Muscat – Omanis are taking major strides towards gender equality with women on a par with men in obtaining college degrees, jobs in high positions and social status. Much has changed in social life compared to even a decade ago. But gender equality for women still lags in one important aspect of life – their own homes where they continue to take on the bulk of domestic responsibilities.
Today, in what can only be termed a paradigm shift, it is common to see Omani couples of various age groups in public places together. “In 1980s and 90s, Omani men and their peers enjoyed their time out, while women had their own ladies-only activities at home. Husbands and wives were rarely seen out together in shopping malls or restaurants,” said Mohammed al Harthy, a retired private sector employee.
“Omani men are more open now than ever before. Husbands treat wives as life partners now in everything, rather than treating marriage as a business contract where men control their wives the way they want,” he added.
But in a normal scenario, Omani mothers spend almost twice as much time on housework and childcare than fathers even as they are far more likely to be working day jobs.
“The younger generation now believes that Omani traditions do not prevent women from having an equal voice in a marriage. Nowadays, men do almost everything together with their wives, be it going shopping, having evening walks or doing household chores. Marriage is now a shared life; it’s not just about sharing children and the house, but emotions,” said Aziza al Habsi, a mother of three and a social activist.
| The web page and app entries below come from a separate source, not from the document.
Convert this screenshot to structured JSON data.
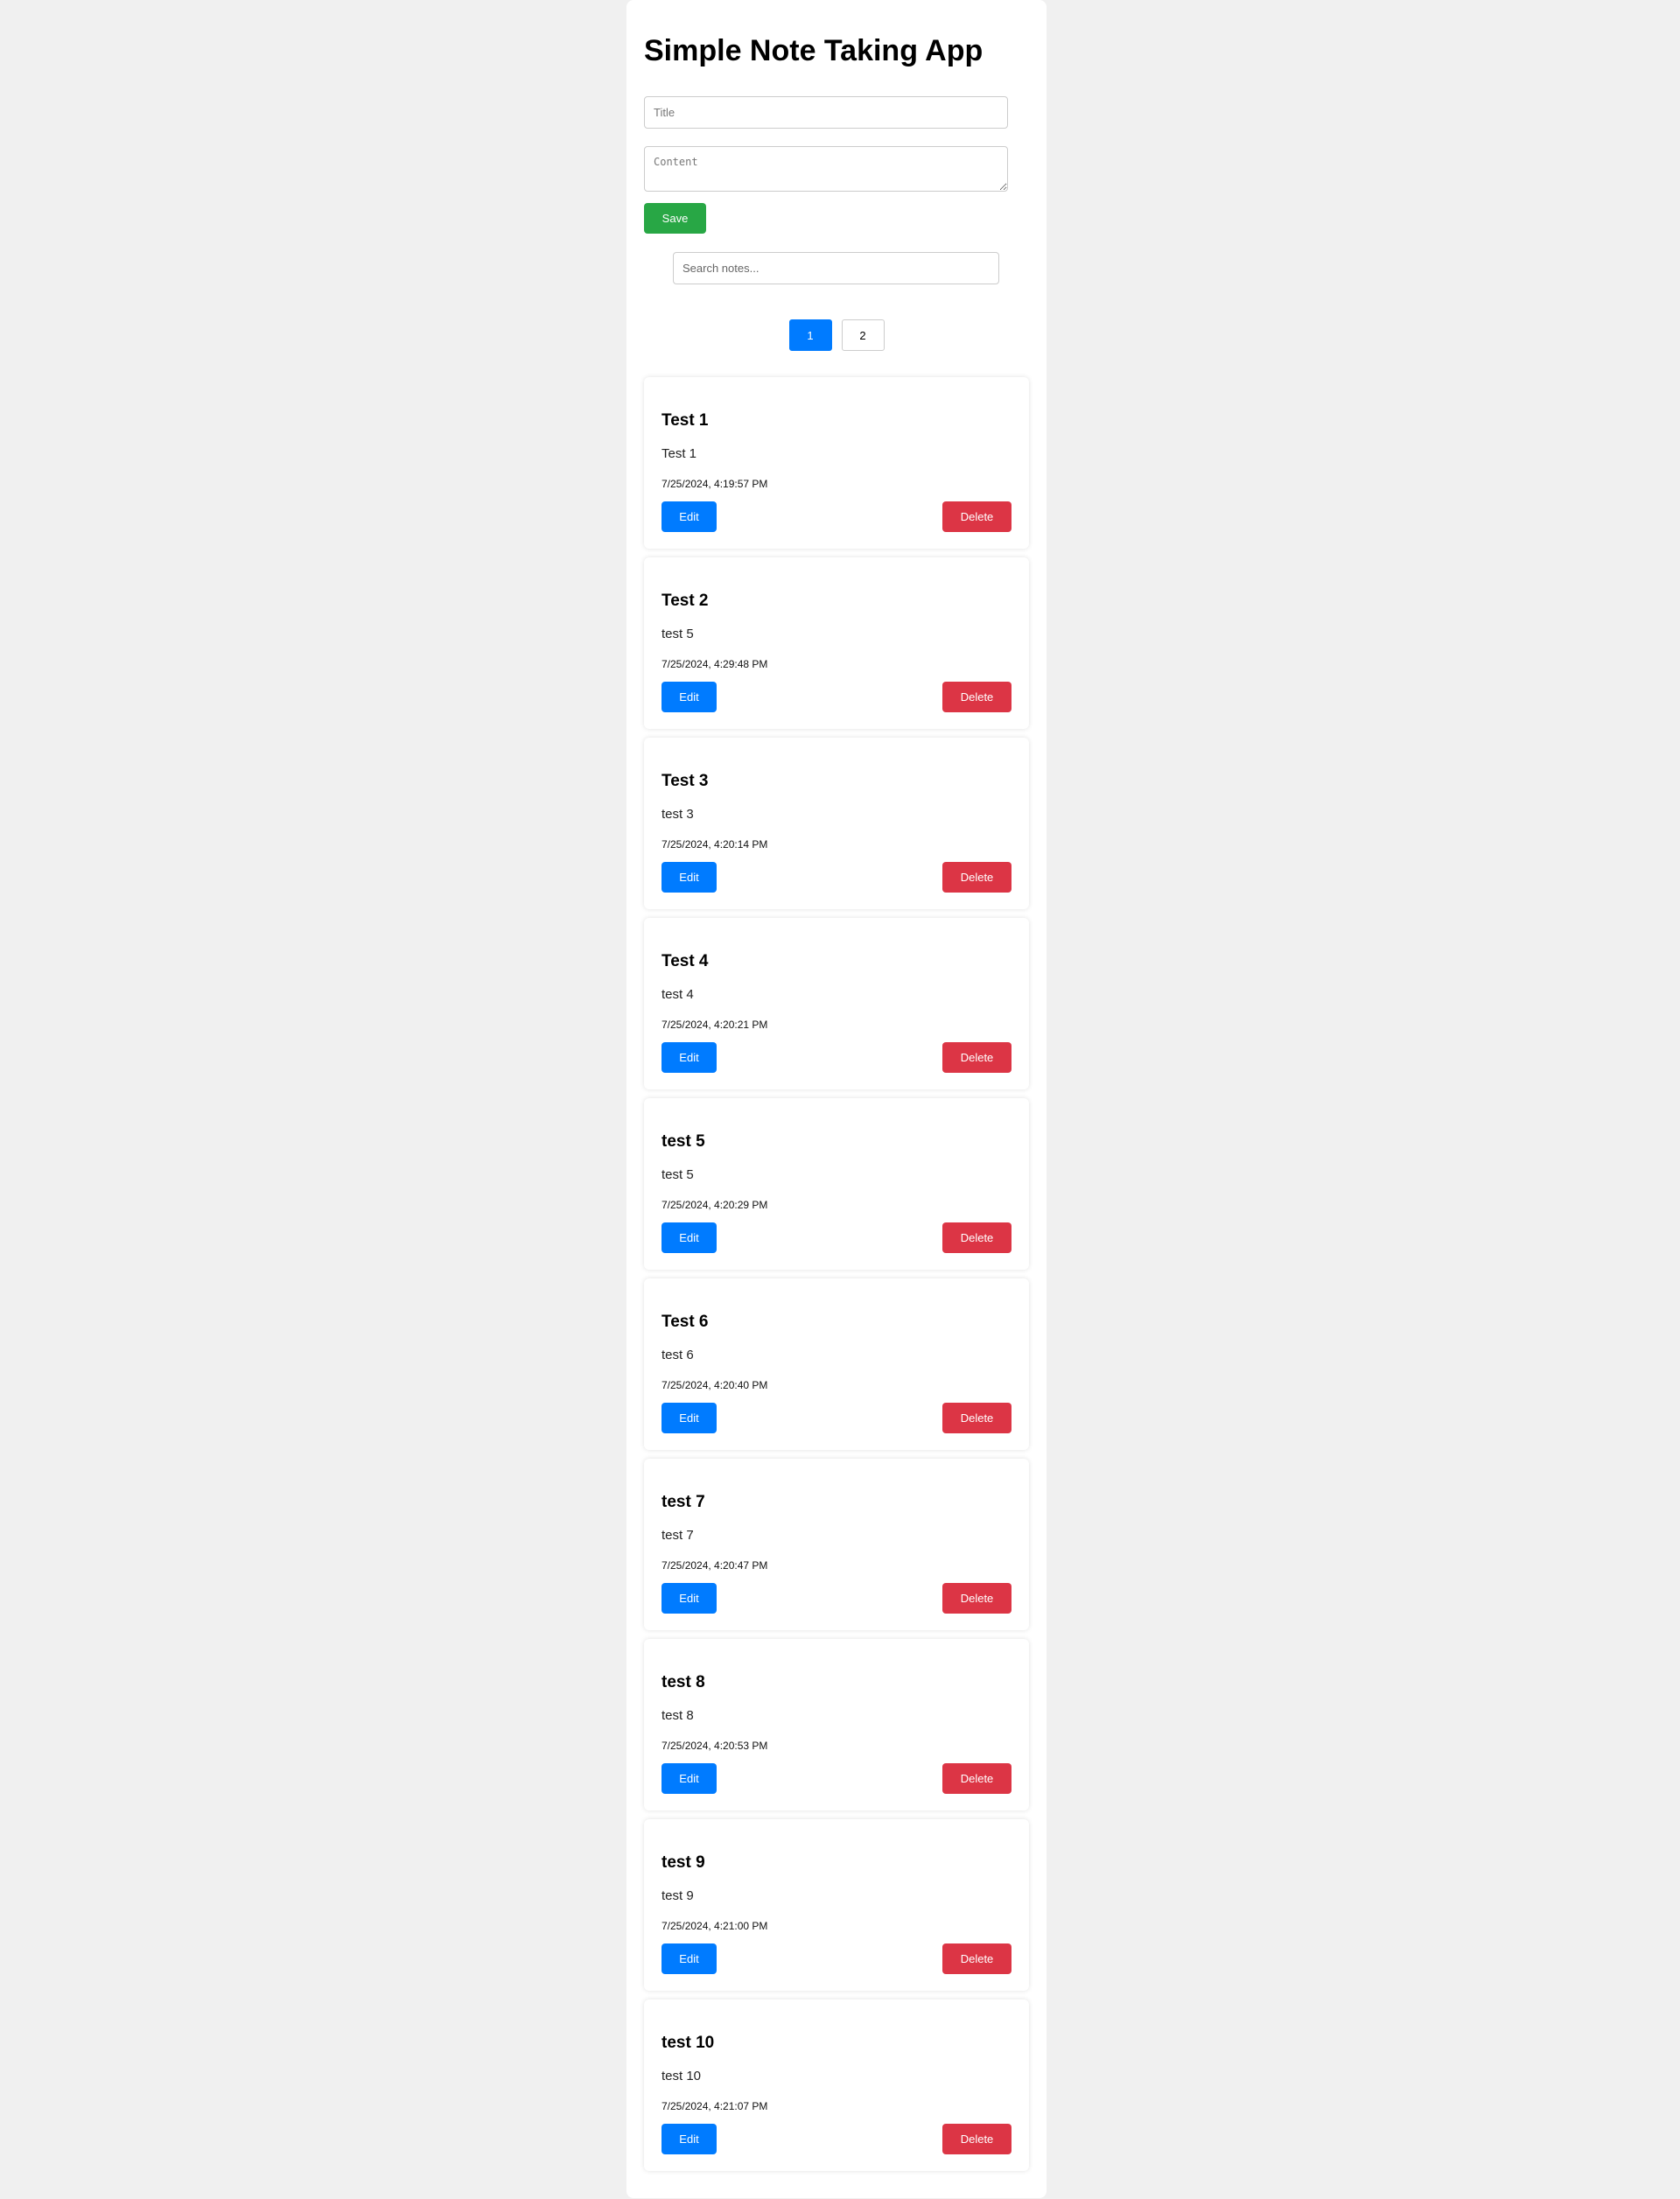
{
  "app": {
    "title": "Simple Note Taking App"
  },
  "form": {
    "title_placeholder": "Title",
    "content_placeholder": "Content",
    "save_label": "Save"
  },
  "search": {
    "placeholder": "Search notes..."
  },
  "pagination": {
    "current": 1,
    "pages": [
      "1",
      "2"
    ]
  },
  "colors": {
    "save": "#28a745",
    "edit": "#007bff",
    "delete": "#dc3545",
    "active_page": "#007bff",
    "background": "#f0f0f0"
  },
  "notes": [
    {
      "title": "Test 1",
      "content": "Test 1",
      "date": "7/25/2024, 4:19:57 PM",
      "edit_label": "Edit",
      "delete_label": "Delete"
    },
    {
      "title": "Test 2",
      "content": "test 5",
      "date": "7/25/2024, 4:29:48 PM",
      "edit_label": "Edit",
      "delete_label": "Delete"
    },
    {
      "title": "Test 3",
      "content": "test 3",
      "date": "7/25/2024, 4:20:14 PM",
      "edit_label": "Edit",
      "delete_label": "Delete"
    },
    {
      "title": "Test 4",
      "content": "test 4",
      "date": "7/25/2024, 4:20:21 PM",
      "edit_label": "Edit",
      "delete_label": "Delete"
    },
    {
      "title": "test 5",
      "content": "test 5",
      "date": "7/25/2024, 4:20:29 PM",
      "edit_label": "Edit",
      "delete_label": "Delete"
    },
    {
      "title": "Test 6",
      "content": "test 6",
      "date": "7/25/2024, 4:20:40 PM",
      "edit_label": "Edit",
      "delete_label": "Delete"
    },
    {
      "title": "test 7",
      "content": "test 7",
      "date": "7/25/2024, 4:20:47 PM",
      "edit_label": "Edit",
      "delete_label": "Delete"
    },
    {
      "title": "test 8",
      "content": "test 8",
      "date": "7/25/2024, 4:20:53 PM",
      "edit_label": "Edit",
      "delete_label": "Delete"
    },
    {
      "title": "test 9",
      "content": "test 9",
      "date": "7/25/2024, 4:21:00 PM",
      "edit_label": "Edit",
      "delete_label": "Delete"
    },
    {
      "title": "test 10",
      "content": "test 10",
      "date": "7/25/2024, 4:21:07 PM",
      "edit_label": "Edit",
      "delete_label": "Delete"
    }
  ]
}
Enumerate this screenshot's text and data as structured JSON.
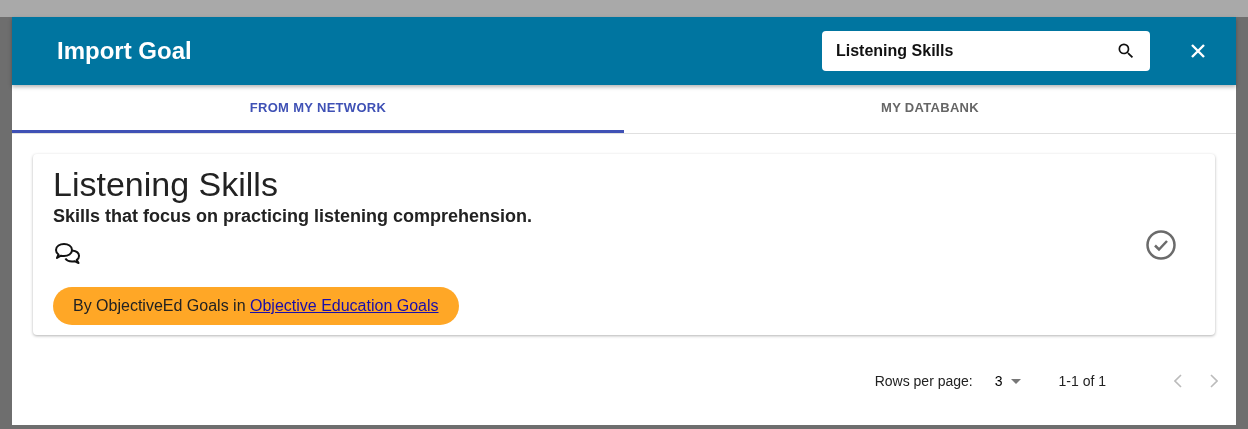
{
  "dialog": {
    "title": "Import Goal",
    "search": {
      "value": "Listening Skills"
    }
  },
  "tabs": [
    {
      "label": "FROM MY NETWORK",
      "selected": true
    },
    {
      "label": "MY DATABANK",
      "selected": false
    }
  ],
  "goals": [
    {
      "title": "Listening Skills",
      "description": "Skills that focus on practicing listening comprehension.",
      "source_prefix": "By ObjectiveEd Goals in",
      "source_link": "Objective Education Goals",
      "selected": false
    }
  ],
  "pagination": {
    "rows_label": "Rows per page:",
    "rows_value": "3",
    "range": "1-1 of 1"
  }
}
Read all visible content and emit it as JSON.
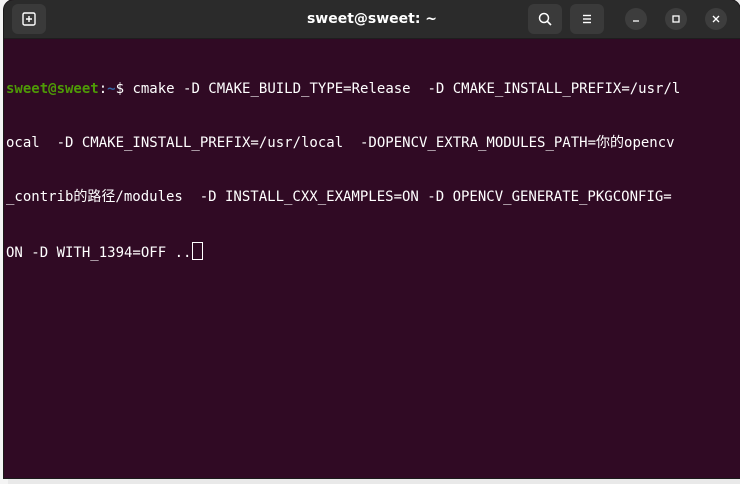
{
  "window": {
    "title": "sweet@sweet: ~"
  },
  "toolbar": {
    "new_tab_icon": "new-tab-icon",
    "search_icon": "search-icon",
    "menu_icon": "hamburger-menu-icon",
    "minimize_icon": "minimize-icon",
    "maximize_icon": "maximize-icon",
    "close_icon": "close-icon"
  },
  "terminal": {
    "prompt_user": "sweet@sweet",
    "prompt_sep": ":",
    "prompt_path": "~",
    "prompt_symbol": "$ ",
    "line1_command": "cmake -D CMAKE_BUILD_TYPE=Release  -D CMAKE_INSTALL_PREFIX=/usr/l",
    "line2": "ocal  -D CMAKE_INSTALL_PREFIX=/usr/local  -DOPENCV_EXTRA_MODULES_PATH=你的opencv",
    "line3": "_contrib的路径/modules  -D INSTALL_CXX_EXAMPLES=ON -D OPENCV_GENERATE_PKGCONFIG=",
    "line4": "ON -D WITH_1394=OFF .."
  },
  "colors": {
    "terminal_bg": "#300a24",
    "titlebar_bg": "#2b2b2b",
    "prompt_user": "#4e9a06",
    "prompt_path": "#3465a4"
  }
}
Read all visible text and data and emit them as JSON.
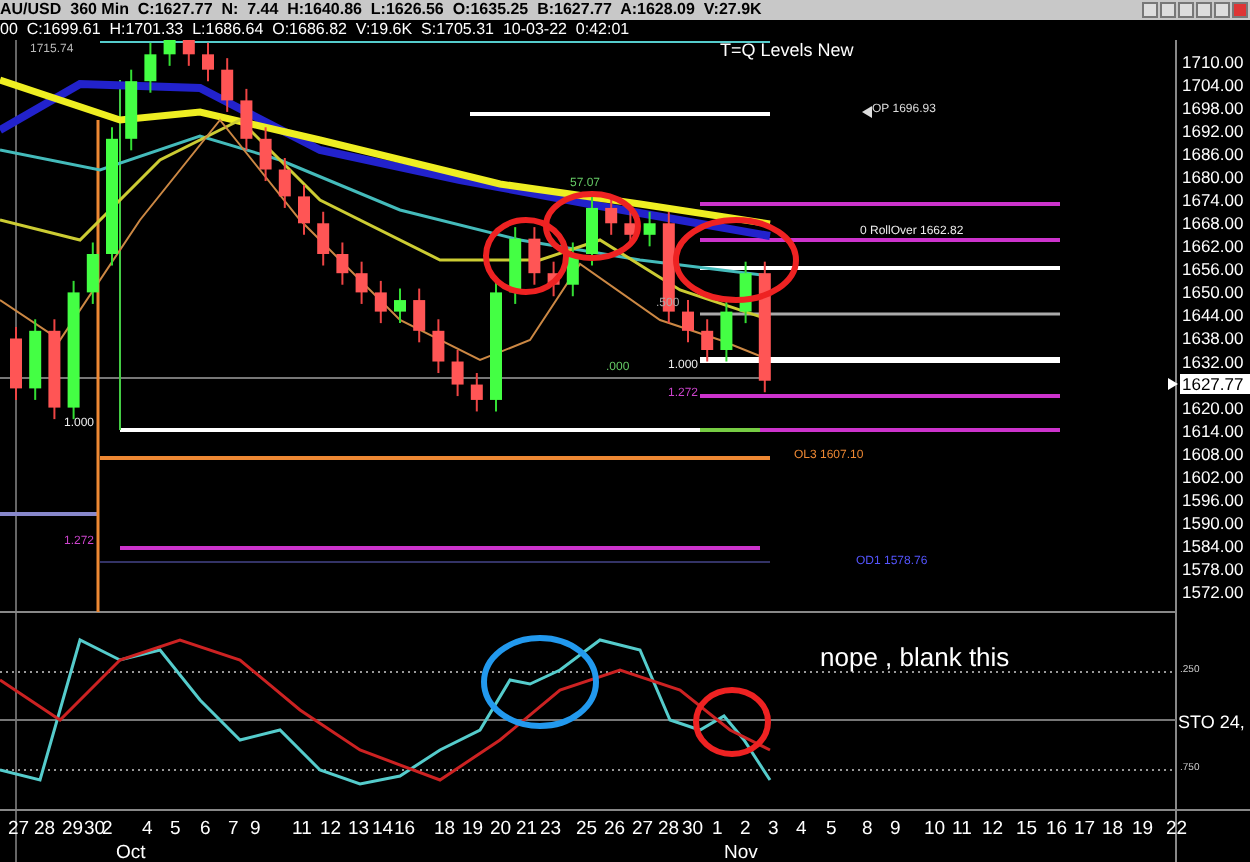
{
  "header": {
    "quote": "AU/USD  360 Min  C:1627.77  N:  7.44  H:1640.86  L:1626.56  O:1635.25  B:1627.77  A:1628.09  V:27.9K",
    "bar_info": "00  C:1699.61  H:1701.33  L:1686.64  O:1686.82  V:19.6K  S:1705.31  10-03-22  0:42:01"
  },
  "chart": {
    "title": "T=Q Levels New",
    "current_price": "1627.77",
    "price_axis": [
      "1710.00",
      "1704.00",
      "1698.00",
      "1692.00",
      "1686.00",
      "1680.00",
      "1674.00",
      "1668.00",
      "1662.00",
      "1656.00",
      "1650.00",
      "1644.00",
      "1638.00",
      "1632.00",
      "1620.00",
      "1614.00",
      "1608.00",
      "1602.00",
      "1596.00",
      "1590.00",
      "1584.00",
      "1578.00",
      "1572.00"
    ],
    "level_labels": [
      "1715.74",
      "OP 1696.93",
      "57.07",
      "0 RollOver 1662.82",
      ".500",
      ".000",
      "1.000",
      "1.272",
      "1.000",
      "OL3 1607.10",
      "1.272",
      "OD1 1578.76"
    ]
  },
  "oscillator": {
    "note": "nope , blank this",
    "axis": [
      ".250",
      ".750"
    ],
    "indicator": "STO  24,"
  },
  "date_axis": {
    "days": [
      "27",
      "28",
      "29",
      "30",
      "2",
      "4",
      "5",
      "6",
      "7",
      "9",
      "11",
      "12",
      "13",
      "14",
      "16",
      "18",
      "19",
      "20",
      "21",
      "23",
      "25",
      "26",
      "27",
      "28",
      "30",
      "1",
      "2",
      "3",
      "4",
      "5",
      "8",
      "9",
      "10",
      "11",
      "12",
      "15",
      "16",
      "17",
      "18",
      "19",
      "22"
    ],
    "months": [
      "Oct",
      "Nov"
    ]
  }
}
However, some are of the opinion that the social changes seen today, like couples going out for dinner or walks, has little to do with cultural change but rather improvement in facilities.
“In the recent past, we have got better facilities for couples to go out together, including better restaurants that provide good facilities with privacy as opposed to 20 years back. Also, we can find plenty of walking areas away from the main roads made specifically for this purpose. Malls too are spacious enough for couples to feel free. All these were not very common before,” said Obail al Khaldi, a retired government employee.
According to parents, the new generation of Omani boys and girls are a lot more independent now than ever before. “They are influenced by their travels abroad for studies, as well as by the media. TV shows and cinema portray such activities for couples as normal. So, they grow up with that mindset and their children also see that as normal. And as an open-minded parent, I do not see any problem with that,” said Khalfan al Obadani, a parent of five grown-up children.
On the role of women – staying at home rather than working – some men still prefer their partners to take care of the home. The husband of a housewife, who wished to remain anonymous, said that he is “perfectly” happy to have his wife at home, looking after home affairs.
“There is no particular urgency for my wife to find a job. She can be at home and depend on my income, which is enough to support the family even though it means downscaling the family lifestyle,” he said.
Last year, a study on female opportunities and achievements around the world found that the sultanate scored high in the category of Women in Entrepreneurship (92.52/100 points) and Female Access to Education (89 points). Overall, however, Oman is ranked poorly at 94 out of 100 countries in the Female Opportunity Index 2021, a study on female opportunities and achievements.
Commissioned by Germany-based Digital Bank N26 (The Female Opportunity Index 2021 –a study by N26) the study aimed at shining a light on gender equality in business, government and society. The research uncovered several existing inequalities between men and women in the workplace and beyond. The data shows levels of advancement in equality and career opportunities for women in 100 countries around the world, focusing on political and corporate leadership, gender wage gap, legal support, maternity leave and more.
Oman scored high in the Female Access to Education category, ranking 41st. It also got a high score in Women in the Academic Disciplines of Science, Technology, Engineering and Mathematics (88.2).
Norway was the highest-ranking country in the index, with high scores for political representation, corporate leadership and women’s legislation. Finland and Iceland ranked second and third.